Often young women with cardiovascular disease are told that they should not become pregnant, when in fact, they may be able to undergo a safe pregnancy successful for both mother and baby. The Northwestern Medicine Heart Disease and Pregnancy Program at the Bluhm Cardiovascular Institute has nearly 25 years experience managing all forms of heart disease during pregnancy.
The Heart Disease and Pregnancy Program takes a multidisciplinary approach involving specialists from Maternal-Fetal Medicine (high-risk Obstetrics), anesthesia, obstetrics, cardiac genetics, and other medical subspecialties to provide comprehensive care for pregnant women with heart disease. Women that will benefit from this program include women born with heart disease, those that acquire heart disease prior to their childbearing years, and/or those that develop heart disease during pregnancy. Over 1,500 women have been followed in this program with all types of heart disease.
The purpose of the Heart Disease and Pregnancy Program is to provide specialized, appropriate care for the pregnant woman with heart disease. The goal is successful outcome for both mother and baby.
Pregnancy places unique demands on the mother's circulatory system, which may cause problems if there is underlying heart disease. Heart problems during pregnancy may develop because of the cardiac changes associated with pregnancy or the pregnancy itself may be affected by the underlying heart problem. Therefore, it is important that women with heart disease have a complete preconception evaluation prior to becoming pregnant. This evaluation can be lifesaving and will certainly help to promote a successful pregnancy outcome. The Heart Disease and Pregnancy Program has developed strategies that are specific for different types of heart disease.
Heart problems during pregnancy
During pregnancy, there are changes that occur in the mother's circulatory system that are expected and normal. Because a mother's circulatory system is required to provide additional blood to the uterus and the placenta, her blood volume increases. The plasma (fluid in the blood) volume increases faster than the blood cells increase resulting in an anemia (lower than normal number of red blood cells) during pregnancy. Anemia can increase demands on the heart. The plasma volume increase begins early in pregnancy and reaches peak effects between 24 and 26 weeks. This plasma level change, when compared to the non-pregnant state, is increased by approximately 50 percent.
Later in pregnancy, the heart rate increases to promote circulation of blood to the uterus. The highest heart rates for the mother are in the last trimester. The heart rates may increase between 10 and 20 percent but the woman may not be aware of this change.
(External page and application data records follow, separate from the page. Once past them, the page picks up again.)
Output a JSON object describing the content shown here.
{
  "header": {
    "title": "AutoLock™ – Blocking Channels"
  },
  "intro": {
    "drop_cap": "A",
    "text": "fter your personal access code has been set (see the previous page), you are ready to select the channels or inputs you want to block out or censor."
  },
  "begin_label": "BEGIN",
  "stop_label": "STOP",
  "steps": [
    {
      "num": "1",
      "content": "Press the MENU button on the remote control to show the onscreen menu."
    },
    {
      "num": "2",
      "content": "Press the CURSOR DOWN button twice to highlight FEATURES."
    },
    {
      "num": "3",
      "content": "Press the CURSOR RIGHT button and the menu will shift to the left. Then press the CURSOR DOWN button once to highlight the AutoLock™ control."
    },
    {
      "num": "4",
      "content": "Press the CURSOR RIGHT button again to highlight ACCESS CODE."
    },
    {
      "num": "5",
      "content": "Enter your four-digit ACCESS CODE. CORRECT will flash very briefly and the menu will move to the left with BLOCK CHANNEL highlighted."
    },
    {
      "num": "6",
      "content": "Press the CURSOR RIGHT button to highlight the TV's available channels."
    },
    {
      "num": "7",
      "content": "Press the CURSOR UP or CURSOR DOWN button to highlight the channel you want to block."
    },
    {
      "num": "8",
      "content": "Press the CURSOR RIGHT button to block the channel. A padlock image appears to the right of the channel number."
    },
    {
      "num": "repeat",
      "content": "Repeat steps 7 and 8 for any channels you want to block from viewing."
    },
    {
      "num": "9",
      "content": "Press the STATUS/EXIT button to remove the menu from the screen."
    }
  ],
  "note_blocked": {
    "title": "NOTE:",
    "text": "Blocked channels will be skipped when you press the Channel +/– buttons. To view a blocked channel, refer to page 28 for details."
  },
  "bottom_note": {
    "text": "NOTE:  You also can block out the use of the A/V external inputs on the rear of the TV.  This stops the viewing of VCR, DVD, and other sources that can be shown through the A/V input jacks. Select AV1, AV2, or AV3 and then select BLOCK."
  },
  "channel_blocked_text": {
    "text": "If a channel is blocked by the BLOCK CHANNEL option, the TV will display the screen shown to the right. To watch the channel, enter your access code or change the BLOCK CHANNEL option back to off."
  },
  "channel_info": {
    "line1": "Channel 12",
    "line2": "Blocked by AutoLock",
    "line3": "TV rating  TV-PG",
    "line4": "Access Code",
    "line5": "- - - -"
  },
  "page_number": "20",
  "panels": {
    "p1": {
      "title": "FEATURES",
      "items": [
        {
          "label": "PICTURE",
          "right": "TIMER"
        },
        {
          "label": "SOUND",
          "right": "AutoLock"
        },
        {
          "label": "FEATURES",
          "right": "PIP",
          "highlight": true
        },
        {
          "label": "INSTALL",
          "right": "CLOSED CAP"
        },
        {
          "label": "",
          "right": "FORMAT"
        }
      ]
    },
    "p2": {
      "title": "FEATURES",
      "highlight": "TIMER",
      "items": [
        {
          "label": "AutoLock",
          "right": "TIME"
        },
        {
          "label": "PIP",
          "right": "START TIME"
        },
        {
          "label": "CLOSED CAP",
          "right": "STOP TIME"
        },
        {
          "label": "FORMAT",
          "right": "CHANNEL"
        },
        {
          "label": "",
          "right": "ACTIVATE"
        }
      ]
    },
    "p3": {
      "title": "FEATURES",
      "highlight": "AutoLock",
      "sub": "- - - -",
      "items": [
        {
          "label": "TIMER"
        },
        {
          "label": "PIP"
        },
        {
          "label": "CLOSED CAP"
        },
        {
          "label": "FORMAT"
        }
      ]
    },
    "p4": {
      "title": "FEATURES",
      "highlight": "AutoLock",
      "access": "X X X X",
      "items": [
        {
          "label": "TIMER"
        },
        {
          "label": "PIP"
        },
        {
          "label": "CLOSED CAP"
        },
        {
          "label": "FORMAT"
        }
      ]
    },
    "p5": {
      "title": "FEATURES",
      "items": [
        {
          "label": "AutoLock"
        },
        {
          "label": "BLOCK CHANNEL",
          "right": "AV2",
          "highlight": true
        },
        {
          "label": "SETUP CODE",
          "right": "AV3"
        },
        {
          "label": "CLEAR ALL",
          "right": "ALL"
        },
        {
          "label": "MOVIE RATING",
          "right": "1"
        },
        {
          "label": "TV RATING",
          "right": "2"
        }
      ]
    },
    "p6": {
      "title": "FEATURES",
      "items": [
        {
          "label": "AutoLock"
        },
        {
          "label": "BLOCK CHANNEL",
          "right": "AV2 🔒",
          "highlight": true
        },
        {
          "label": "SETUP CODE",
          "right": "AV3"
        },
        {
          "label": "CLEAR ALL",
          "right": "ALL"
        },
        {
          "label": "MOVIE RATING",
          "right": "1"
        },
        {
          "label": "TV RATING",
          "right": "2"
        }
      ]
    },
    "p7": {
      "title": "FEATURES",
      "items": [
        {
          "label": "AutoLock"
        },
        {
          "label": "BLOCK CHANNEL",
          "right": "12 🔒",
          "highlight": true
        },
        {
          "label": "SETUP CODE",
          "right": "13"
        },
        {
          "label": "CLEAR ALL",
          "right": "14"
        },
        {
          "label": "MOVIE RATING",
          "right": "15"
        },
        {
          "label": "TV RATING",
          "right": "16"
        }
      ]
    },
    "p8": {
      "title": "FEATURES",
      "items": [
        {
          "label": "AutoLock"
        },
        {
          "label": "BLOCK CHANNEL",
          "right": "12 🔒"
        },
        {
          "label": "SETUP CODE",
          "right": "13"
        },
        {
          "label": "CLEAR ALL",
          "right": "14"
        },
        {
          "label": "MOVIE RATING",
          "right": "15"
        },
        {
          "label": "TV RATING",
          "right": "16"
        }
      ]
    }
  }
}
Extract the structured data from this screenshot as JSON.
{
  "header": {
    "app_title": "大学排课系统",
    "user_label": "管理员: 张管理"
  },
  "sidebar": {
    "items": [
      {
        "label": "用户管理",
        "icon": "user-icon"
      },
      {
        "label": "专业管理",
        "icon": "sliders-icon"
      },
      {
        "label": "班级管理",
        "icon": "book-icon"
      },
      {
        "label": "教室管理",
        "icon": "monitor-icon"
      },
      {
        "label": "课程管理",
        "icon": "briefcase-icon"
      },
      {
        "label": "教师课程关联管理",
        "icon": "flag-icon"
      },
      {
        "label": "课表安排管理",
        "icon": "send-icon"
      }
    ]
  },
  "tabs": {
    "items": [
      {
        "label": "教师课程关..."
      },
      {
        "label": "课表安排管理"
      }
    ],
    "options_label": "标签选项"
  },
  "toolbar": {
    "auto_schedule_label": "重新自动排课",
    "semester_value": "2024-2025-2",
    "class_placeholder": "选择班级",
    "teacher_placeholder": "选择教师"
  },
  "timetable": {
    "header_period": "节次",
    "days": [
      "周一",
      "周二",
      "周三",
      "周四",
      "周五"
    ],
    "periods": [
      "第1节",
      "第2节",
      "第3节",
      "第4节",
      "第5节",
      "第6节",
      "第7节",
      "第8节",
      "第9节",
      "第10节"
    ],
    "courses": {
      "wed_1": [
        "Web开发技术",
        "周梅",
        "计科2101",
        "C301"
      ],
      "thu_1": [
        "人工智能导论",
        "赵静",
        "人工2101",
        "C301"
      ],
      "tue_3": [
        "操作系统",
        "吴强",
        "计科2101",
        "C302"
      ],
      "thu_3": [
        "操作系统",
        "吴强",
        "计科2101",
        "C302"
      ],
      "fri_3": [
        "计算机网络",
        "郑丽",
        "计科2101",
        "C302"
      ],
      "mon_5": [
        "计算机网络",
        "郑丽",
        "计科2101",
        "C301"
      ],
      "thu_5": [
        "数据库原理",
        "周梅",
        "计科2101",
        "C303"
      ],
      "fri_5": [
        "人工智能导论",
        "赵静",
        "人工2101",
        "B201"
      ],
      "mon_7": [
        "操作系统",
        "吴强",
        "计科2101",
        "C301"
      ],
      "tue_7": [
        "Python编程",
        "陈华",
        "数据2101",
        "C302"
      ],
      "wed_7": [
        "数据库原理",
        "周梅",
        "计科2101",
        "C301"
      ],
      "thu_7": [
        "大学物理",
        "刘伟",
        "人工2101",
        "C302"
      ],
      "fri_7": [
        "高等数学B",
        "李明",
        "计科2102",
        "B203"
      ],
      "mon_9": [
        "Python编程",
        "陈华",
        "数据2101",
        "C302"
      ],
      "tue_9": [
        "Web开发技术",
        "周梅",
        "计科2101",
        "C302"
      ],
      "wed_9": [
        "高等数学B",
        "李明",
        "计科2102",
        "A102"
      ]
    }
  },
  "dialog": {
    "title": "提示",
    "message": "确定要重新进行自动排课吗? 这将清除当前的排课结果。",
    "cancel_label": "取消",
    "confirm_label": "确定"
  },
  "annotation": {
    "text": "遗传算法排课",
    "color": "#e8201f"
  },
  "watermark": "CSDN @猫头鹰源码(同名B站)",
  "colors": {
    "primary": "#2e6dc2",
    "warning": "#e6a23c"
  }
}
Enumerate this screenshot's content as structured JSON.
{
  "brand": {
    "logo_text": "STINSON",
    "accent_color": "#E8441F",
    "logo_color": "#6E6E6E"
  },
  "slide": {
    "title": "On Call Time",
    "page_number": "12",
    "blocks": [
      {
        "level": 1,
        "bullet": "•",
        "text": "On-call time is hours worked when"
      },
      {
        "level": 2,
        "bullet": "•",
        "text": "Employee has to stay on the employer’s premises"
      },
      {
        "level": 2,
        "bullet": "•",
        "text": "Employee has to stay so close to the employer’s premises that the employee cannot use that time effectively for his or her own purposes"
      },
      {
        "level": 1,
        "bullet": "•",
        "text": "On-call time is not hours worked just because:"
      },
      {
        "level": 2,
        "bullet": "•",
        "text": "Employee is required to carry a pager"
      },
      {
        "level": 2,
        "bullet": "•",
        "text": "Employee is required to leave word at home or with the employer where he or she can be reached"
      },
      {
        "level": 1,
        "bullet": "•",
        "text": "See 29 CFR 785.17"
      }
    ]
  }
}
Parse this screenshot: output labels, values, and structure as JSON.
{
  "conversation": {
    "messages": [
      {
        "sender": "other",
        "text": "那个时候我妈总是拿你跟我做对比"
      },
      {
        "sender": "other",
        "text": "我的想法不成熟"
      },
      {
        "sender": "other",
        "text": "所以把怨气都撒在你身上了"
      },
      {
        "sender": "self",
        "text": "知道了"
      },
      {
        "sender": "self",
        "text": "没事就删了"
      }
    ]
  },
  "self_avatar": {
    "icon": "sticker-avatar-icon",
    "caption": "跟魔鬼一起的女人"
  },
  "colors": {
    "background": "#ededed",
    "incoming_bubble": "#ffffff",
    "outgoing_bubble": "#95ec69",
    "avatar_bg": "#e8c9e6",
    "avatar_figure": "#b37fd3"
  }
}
The total cardiac output (volume of blood pumped out of the heart with each beat) increases in mid-pregnancy by up to 50 percent. In addition, it is normal during pregnancy for the blood vessels to dilate and the blood pressure to fall.